The next time you find yourself staring at your shoes or counting pencils, try these techniques to jumpstart your productivity.

Use the snowball effect to get things moving

Sitting down to an inbox full of proposed settlement agreements, emergency voicemails, and e-mails requesting immediate responses can overwhelm anyone. Your brain sees twenty tasks and just can’t process all of that information. So help your brain get warmed up and tackle the easy tasks first (it’s referred to financial circles as the snowball theory).

For example, scan everything and mentally rank the tasks from easiest to toughest. Get started by responding to the e-mail with the simplest question. Hopefully you can do that in a minute or less. Not only will you cross off one task, you will get a psychological jolt—focusing on the task at hand makes you happier.
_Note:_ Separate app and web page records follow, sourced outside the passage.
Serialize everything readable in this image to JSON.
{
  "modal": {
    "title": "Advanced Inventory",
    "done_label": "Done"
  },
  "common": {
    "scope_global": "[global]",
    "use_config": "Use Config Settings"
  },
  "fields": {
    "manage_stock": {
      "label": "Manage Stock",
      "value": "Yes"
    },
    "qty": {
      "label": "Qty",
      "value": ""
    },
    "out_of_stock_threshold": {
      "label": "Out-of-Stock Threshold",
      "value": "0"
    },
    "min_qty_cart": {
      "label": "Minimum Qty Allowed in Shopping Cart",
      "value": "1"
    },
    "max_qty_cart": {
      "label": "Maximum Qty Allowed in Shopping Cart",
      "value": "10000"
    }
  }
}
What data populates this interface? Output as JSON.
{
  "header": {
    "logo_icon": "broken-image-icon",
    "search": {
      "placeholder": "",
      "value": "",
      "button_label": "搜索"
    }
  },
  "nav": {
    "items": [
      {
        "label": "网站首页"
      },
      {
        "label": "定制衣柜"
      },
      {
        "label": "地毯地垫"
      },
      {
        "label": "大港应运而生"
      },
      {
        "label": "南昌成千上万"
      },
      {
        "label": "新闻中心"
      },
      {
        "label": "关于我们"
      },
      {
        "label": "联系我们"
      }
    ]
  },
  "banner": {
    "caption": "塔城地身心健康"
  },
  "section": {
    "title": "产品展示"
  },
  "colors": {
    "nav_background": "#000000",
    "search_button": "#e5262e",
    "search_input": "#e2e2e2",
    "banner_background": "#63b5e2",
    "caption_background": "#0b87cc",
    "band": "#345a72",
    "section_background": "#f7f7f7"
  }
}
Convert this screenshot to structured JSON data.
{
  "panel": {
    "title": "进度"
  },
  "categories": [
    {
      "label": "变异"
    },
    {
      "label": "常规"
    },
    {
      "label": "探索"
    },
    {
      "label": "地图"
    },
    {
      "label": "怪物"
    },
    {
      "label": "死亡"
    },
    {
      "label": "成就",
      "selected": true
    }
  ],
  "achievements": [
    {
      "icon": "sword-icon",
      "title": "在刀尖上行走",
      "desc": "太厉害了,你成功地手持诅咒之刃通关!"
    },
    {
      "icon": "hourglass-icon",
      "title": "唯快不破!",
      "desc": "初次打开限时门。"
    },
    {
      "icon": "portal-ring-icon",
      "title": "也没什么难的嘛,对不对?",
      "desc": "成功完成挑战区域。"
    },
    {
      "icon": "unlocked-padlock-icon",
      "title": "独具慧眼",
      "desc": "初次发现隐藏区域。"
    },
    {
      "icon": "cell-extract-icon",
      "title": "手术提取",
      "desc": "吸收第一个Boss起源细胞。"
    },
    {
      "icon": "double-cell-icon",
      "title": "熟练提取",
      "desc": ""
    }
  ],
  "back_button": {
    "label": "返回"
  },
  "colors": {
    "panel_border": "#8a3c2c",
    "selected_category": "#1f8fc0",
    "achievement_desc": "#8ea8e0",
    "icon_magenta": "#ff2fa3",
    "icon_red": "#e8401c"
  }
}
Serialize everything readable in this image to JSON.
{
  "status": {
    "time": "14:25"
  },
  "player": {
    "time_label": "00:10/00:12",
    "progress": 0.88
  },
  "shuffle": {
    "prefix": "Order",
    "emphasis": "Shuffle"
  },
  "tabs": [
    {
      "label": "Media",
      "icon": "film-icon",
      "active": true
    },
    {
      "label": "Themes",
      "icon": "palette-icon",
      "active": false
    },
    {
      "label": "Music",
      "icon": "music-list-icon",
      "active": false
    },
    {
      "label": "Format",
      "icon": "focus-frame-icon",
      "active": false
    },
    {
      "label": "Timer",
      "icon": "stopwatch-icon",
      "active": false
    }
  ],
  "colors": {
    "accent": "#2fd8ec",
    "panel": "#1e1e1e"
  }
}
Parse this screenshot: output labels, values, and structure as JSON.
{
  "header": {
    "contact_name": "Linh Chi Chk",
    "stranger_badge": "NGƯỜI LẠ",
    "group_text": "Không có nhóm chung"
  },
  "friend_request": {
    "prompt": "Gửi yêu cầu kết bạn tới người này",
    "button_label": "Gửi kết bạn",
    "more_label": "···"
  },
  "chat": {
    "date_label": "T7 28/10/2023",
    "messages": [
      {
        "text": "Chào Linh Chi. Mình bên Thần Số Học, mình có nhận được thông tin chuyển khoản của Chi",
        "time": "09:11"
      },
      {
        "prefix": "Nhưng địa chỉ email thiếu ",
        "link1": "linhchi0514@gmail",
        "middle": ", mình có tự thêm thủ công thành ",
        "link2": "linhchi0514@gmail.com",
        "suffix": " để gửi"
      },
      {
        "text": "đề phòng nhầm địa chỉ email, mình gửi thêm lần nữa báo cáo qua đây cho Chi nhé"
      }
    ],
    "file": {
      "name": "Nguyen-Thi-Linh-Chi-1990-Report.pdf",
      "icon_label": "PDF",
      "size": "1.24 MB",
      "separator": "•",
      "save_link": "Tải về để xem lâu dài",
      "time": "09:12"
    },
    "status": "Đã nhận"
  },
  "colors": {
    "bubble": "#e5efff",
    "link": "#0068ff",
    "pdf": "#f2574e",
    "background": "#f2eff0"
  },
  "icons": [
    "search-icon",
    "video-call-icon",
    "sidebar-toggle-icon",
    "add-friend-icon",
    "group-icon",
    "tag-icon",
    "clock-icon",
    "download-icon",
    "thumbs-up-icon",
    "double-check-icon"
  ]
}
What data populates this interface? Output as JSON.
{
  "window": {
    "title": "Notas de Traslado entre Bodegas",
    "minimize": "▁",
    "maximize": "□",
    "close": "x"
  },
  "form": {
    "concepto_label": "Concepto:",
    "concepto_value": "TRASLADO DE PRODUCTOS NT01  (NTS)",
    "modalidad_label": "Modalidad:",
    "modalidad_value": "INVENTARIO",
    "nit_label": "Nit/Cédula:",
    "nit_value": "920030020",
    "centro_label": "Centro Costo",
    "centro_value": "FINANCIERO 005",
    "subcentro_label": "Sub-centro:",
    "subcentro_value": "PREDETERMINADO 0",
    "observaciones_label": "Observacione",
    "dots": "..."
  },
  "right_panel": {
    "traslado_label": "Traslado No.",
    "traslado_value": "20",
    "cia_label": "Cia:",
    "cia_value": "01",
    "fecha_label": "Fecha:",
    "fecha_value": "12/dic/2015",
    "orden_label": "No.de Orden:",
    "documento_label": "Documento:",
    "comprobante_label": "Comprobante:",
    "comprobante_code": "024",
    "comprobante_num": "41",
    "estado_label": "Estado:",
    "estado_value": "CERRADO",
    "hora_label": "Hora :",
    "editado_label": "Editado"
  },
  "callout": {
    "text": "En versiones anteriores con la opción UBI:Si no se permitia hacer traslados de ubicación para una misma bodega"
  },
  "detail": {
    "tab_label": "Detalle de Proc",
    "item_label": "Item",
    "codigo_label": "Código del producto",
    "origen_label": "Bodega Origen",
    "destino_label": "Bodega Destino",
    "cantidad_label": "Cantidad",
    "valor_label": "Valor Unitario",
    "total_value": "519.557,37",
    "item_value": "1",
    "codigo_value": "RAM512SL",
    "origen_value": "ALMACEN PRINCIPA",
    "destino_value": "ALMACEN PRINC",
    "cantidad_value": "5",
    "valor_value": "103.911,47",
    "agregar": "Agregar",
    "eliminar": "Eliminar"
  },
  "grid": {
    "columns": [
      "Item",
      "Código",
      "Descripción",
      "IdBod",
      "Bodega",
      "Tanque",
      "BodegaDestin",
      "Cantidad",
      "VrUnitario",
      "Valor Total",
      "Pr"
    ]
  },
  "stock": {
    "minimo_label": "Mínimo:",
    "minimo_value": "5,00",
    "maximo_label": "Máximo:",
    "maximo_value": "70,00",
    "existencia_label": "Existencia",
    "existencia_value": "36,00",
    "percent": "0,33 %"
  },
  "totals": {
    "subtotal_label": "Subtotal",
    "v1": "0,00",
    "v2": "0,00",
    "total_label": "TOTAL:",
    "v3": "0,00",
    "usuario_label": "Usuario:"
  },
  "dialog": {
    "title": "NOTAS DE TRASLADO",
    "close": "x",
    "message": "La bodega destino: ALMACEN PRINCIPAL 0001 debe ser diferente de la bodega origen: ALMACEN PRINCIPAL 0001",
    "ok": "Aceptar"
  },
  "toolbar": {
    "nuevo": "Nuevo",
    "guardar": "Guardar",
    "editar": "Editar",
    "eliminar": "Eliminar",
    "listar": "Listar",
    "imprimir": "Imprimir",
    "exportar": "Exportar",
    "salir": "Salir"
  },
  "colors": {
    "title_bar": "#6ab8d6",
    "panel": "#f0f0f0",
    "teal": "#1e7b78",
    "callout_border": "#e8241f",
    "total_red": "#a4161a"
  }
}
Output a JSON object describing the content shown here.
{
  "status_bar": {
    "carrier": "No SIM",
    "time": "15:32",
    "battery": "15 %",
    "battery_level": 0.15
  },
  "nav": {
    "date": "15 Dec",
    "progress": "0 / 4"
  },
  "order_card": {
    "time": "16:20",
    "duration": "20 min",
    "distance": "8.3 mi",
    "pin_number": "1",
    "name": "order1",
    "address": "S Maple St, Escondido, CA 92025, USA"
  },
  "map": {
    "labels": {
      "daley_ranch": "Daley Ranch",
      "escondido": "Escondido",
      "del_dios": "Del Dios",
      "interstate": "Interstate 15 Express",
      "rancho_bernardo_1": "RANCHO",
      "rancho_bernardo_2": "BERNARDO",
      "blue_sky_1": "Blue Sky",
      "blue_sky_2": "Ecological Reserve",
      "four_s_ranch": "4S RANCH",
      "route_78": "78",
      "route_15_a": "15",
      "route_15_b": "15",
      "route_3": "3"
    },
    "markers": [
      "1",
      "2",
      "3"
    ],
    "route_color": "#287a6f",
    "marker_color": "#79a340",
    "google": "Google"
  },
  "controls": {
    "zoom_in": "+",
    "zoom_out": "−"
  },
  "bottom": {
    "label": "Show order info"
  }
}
Work your way up to that settlement agreement that will take you close to an hour to review.

Whether I am teaching, or networking, it’s a pretty common for me to sit down to an overflowing inbox. I still freak out, but using this technique helps me deal with things quickly and efficiently—instead of simply staring and wondering how I will ever get to everything.

Use your schedule’s flexibility to your advantage

Whether you work for yourself or for someone else, most lawyers have a lot of flexibility in their schedule. While that can lead to excessive procrastination, it can also be a good thing.

The definition of insanity is doing the same thing and expecting different results. So if your head is pounding, you’re tired, or you just can’t focus, don’t waste your time typing three sentences an hour. Get out of the office and work at a coffee shop. Go to the gym and clear your mind. Pick up your kid from school and buy them ice cream.

Are you procrastinating? Absolutely. But if you can do something later, especially if you know later is your “productive time,” take advantage of that flexibility. It won’t always be the case, so do it when you can.

Don’t overbook

Many times it can be hard to focus on the most important task at hand when you have twenty other things scheduled. For example, if you book back to back client meetings and find yourself rushing client #1 out the door to meet with client #2. That’s bad business and clients notice that type of stuff.

Even if you give yourself buffers around events, scheduling too many things can create a psychological traffic jam. For example, you schedule more client meetings that usual in an attempt to handle them all in one day. There’s no rule for how many client meetings you should/shouldn’t have in one day. But if you are accustomed to no more than three a day, there’s a reason for that.

You know your internal rhythm better than anyone else. If you always have your afternoon open, or relatively free, stick to that as much as possible.